__Work required__:
Scan the records that follow, and whenever a line has the word "demanded", copy it.

__Raw data__:

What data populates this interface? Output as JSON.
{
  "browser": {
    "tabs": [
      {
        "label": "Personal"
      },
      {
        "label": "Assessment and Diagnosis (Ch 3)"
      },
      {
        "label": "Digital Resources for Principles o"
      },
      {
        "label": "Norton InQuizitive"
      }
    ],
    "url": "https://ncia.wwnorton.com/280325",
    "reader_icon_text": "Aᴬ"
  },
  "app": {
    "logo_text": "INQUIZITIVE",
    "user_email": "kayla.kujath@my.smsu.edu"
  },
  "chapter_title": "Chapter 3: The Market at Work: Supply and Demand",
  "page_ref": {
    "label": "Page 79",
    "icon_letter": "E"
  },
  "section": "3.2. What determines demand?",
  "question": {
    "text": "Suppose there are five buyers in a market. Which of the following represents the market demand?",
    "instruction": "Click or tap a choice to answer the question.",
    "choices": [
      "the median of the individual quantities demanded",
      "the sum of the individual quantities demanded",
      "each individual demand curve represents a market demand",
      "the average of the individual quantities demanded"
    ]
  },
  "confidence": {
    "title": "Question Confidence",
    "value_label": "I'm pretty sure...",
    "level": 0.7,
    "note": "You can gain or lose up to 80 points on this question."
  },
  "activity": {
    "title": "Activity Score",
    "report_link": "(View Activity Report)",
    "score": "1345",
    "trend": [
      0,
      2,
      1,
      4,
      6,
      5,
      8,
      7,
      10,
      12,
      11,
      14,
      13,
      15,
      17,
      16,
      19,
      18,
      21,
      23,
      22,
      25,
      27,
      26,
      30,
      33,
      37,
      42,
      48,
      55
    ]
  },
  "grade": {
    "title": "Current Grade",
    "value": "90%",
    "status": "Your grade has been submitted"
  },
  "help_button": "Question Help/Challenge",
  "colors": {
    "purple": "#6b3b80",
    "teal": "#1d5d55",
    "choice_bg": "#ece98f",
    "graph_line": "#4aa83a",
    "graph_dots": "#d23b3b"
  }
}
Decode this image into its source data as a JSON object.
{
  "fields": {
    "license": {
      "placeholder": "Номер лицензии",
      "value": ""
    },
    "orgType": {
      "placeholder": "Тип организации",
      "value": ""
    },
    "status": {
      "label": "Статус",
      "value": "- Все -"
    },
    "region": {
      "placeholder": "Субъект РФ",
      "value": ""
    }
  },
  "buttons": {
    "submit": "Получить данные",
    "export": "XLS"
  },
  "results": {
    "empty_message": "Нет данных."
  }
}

__The answer__:
      "the median of the individual quantities demanded",
      "the sum of the individual quantities demanded",
      "the average of the individual quantities demanded"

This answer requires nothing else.